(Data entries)
==========

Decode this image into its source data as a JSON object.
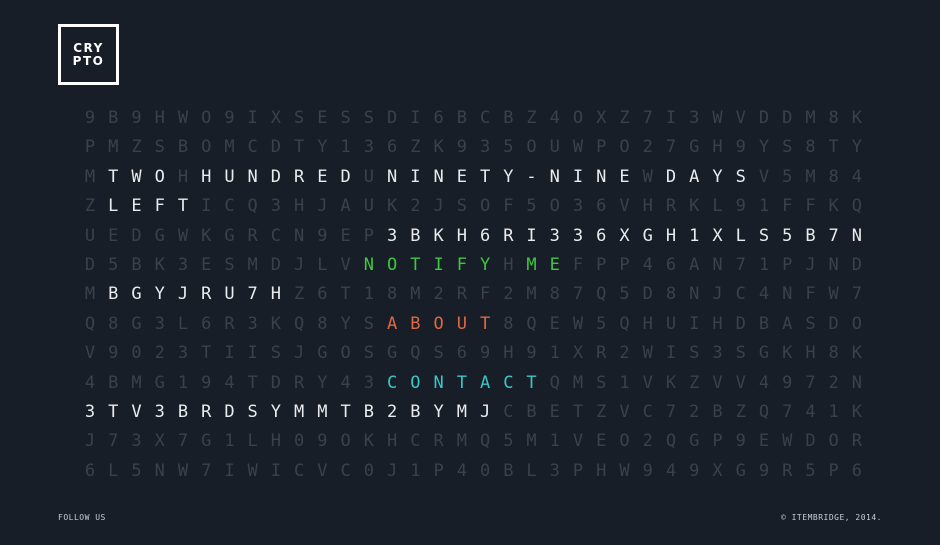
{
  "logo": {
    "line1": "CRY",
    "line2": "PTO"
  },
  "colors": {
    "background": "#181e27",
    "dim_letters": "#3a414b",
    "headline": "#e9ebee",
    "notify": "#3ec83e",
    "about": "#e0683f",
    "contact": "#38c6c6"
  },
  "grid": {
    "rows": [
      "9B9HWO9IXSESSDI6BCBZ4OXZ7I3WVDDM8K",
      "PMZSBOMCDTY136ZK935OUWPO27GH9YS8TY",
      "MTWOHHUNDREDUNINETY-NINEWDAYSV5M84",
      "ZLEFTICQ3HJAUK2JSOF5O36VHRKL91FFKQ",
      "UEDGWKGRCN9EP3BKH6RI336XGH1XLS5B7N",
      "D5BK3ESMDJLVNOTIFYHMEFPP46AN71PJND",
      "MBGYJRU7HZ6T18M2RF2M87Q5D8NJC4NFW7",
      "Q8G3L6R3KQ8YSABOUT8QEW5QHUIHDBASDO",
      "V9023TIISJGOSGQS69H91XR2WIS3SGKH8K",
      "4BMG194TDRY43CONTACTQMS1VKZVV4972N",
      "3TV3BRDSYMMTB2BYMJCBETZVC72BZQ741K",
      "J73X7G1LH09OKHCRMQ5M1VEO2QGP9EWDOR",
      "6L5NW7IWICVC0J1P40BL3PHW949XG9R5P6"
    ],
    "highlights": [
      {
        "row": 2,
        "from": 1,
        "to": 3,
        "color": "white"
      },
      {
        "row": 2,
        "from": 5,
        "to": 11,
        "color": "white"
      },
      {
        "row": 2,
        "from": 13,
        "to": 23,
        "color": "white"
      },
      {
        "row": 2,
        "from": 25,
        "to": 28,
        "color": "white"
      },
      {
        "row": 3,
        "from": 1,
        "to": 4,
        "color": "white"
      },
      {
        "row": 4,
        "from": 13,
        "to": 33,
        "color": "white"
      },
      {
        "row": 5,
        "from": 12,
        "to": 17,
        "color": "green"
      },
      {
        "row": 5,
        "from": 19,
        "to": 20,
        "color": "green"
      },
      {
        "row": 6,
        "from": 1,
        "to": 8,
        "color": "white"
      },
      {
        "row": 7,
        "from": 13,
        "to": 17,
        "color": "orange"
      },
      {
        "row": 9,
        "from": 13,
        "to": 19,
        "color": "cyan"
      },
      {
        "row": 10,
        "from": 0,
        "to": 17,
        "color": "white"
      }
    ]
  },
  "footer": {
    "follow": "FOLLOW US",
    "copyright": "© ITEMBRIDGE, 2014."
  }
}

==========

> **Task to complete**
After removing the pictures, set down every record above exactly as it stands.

> **Your response**
Decode this image into its source data as a JSON object.
{
  "logo": {
    "line1": "CRY",
    "line2": "PTO"
  },
  "colors": {
    "background": "#181e27",
    "dim_letters": "#3a414b",
    "headline": "#e9ebee",
    "notify": "#3ec83e",
    "about": "#e0683f",
    "contact": "#38c6c6"
  },
  "grid": {
    "rows": [
      "9B9HWO9IXSESSDI6BCBZ4OXZ7I3WVDDM8K",
      "PMZSBOMCDTY136ZK935OUWPO27GH9YS8TY",
      "MTWOHHUNDREDUNINETY-NINEWDAYSV5M84",
      "ZLEFTICQ3HJAUK2JSOF5O36VHRKL91FFKQ",
      "UEDGWKGRCN9EP3BKH6RI336XGH1XLS5B7N",
      "D5BK3ESMDJLVNOTIFYHMEFPP46AN71PJND",
      "MBGYJRU7HZ6T18M2RF2M87Q5D8NJC4NFW7",
      "Q8G3L6R3KQ8YSABOUT8QEW5QHUIHDBASDO",
      "V9023TIISJGOSGQS69H91XR2WIS3SGKH8K",
      "4BMG194TDRY43CONTACTQMS1VKZVV4972N",
      "3TV3BRDSYMMTB2BYMJCBETZVC72BZQ741K",
      "J73X7G1LH09OKHCRMQ5M1VEO2QGP9EWDOR",
      "6L5NW7IWICVC0J1P40BL3PHW949XG9R5P6"
    ],
    "highlights": [
      {
        "row": 2,
        "from": 1,
        "to": 3,
        "color": "white"
      },
      {
        "row": 2,
        "from": 5,
        "to": 11,
        "color": "white"
      },
      {
        "row": 2,
        "from": 13,
        "to": 23,
        "color": "white"
      },
      {
        "row": 2,
        "from": 25,
        "to": 28,
        "color": "white"
      },
      {
        "row": 3,
        "from": 1,
        "to": 4,
        "color": "white"
      },
      {
        "row": 4,
        "from": 13,
        "to": 33,
        "color": "white"
      },
      {
        "row": 5,
        "from": 12,
        "to": 17,
        "color": "green"
      },
      {
        "row": 5,
        "from": 19,
        "to": 20,
        "color": "green"
      },
      {
        "row": 6,
        "from": 1,
        "to": 8,
        "color": "white"
      },
      {
        "row": 7,
        "from": 13,
        "to": 17,
        "color": "orange"
      },
      {
        "row": 9,
        "from": 13,
        "to": 19,
        "color": "cyan"
      },
      {
        "row": 10,
        "from": 0,
        "to": 17,
        "color": "white"
      }
    ]
  },
  "footer": {
    "follow": "FOLLOW US",
    "copyright": "© ITEMBRIDGE, 2014."
  }
}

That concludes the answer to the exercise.